your in-school interest rate, which is .06% lower than the repayment rate. This year the in-school rate for Stafford Loans is 3.46%, but once you take out a consolidated loan, you must start making payments immediately. So it may be smart to have your consolidation take place at the end of your grace period or by June 30, whichever comes first.
In addition, most lenders also offer extended payment, income-sensitive, and graduated payment plans. If you opt for extended payment, you can lower your monthly balance by lengthening your payback time up to 30 years. Income-sensitive plans base your payments on gross monthly income and you must reapply each year. Under a graduated income plan, the amount you pay each month steadily increases on the assumption that your salary will rise after a few years in the job market.
Sandberg says graduated and income-sensitive plans can be a good fit for students who aren’t sure what salary they’ll be making after graduation. If you still can’t afford student loan payments after your six-month grace period, you can apply for additional deferment or forbearance.
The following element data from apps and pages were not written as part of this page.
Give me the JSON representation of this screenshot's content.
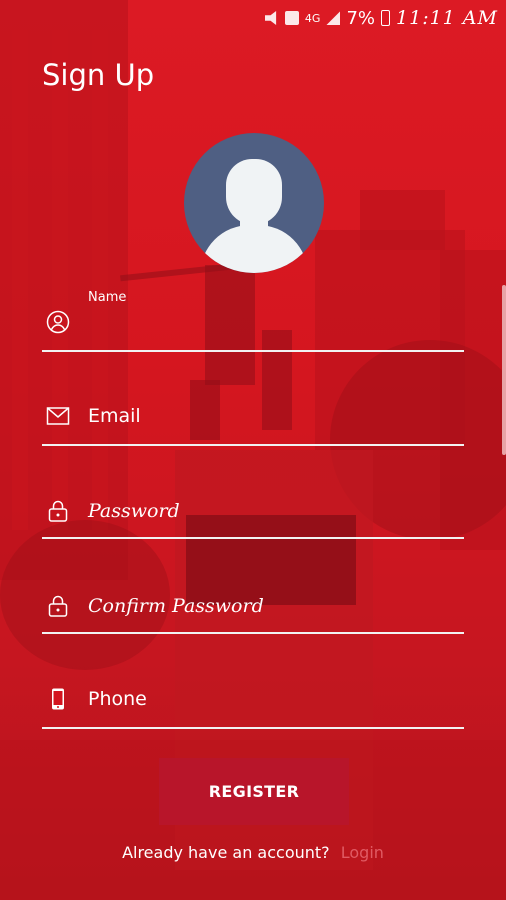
{
  "status_bar": {
    "battery_percent": "7%",
    "time": "11:11 AM",
    "network": "4G"
  },
  "title": "Sign Up",
  "avatar": {
    "icon": "person-silhouette-icon"
  },
  "form": {
    "name_label": "Name",
    "email_placeholder": "Email",
    "password_placeholder": "Password",
    "confirm_password_placeholder": "Confirm Password",
    "phone_placeholder": "Phone"
  },
  "register_label": "REGISTER",
  "footer": {
    "prompt": "Already have an account?",
    "login_link": "Login"
  },
  "colors": {
    "primary": "#d4141f",
    "button": "#b8152a",
    "avatar_bg": "#4f5f83",
    "link": "#e05a63"
  }
}
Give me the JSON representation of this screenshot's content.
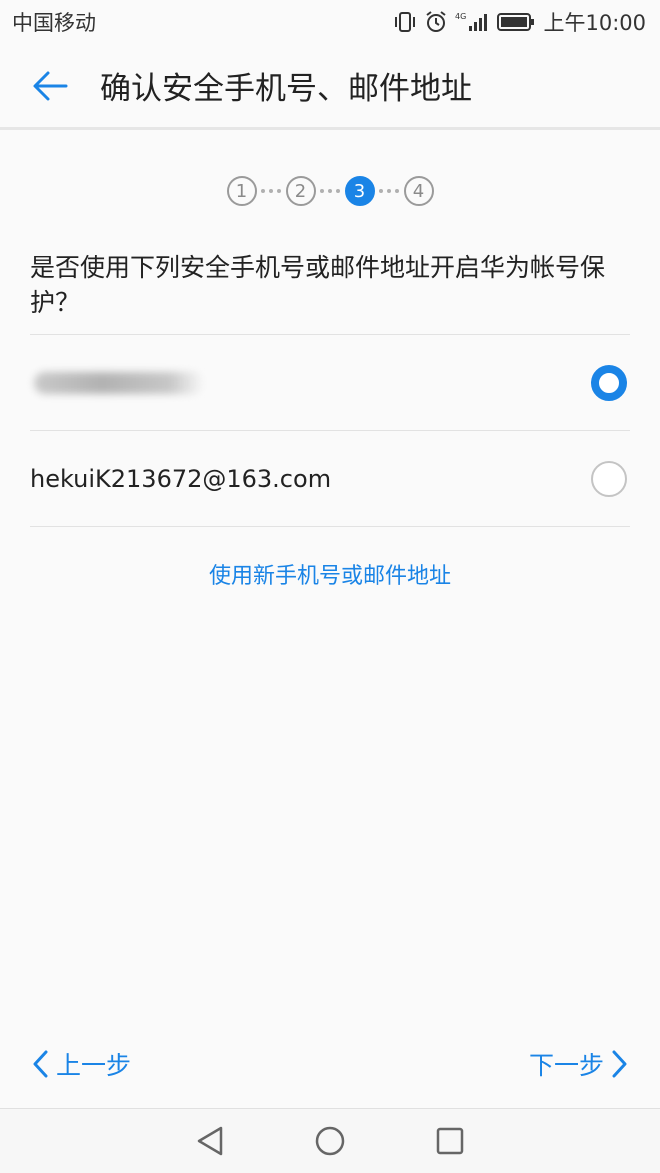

In some cases the government will cover your interest while the loan is in deferment, but not forbearance, which is granted at the discretion of your lender. Whatever you do, avoid defaulting on your loans, which happens if you make no payments over a 270-day period. Defaulting can ruin your credit rating and allow your wages to be garnished.
“Lenders are very loose as long as you’re making payments,” says Sandberg. “So be proactive, talk to your lender, and see what you can come up with [together].
Steps to ConsolidatingStudent Loan Debt
There are many ways to consolidate or refinance your college student loan debt. Sterling Laylock, an Atlanta-based financial advisor, says that consolidating will lower your monthly payments, “but if you stretch the payback period, you may actually pay more over the long run.” Of course, the amount you pay back over time will depend on the interest rate you receive on the consolidated loan.
To start the process, make sure the loans are eligible for consolidation. Federal Perkins Loans, Guaranteed Student Loans, Federal Stafford Loans, Federal Supplemental Loans for Students, and National Direct Student Loans are among the many types of loans that apply. Private loans are not eligible for consolidation under the federal government’s new lowered interest rates.
Next, you’ll need to find a consolidator to discuss your loan situation. Your school may have a list of approved lenders, but the federal government, banks, credit unions, and consumer finance companies all have loan consolidation programs. If all of your loans are with one lender, you must use that lender to consolidate. If you have more than one lender, you can consolidate with any one of them. It is important to choose a consolidator that you trust will give you the most favorable rate and terms of repayment.
Once you’ve agreed to your new consolidation terms, make your payments religiously!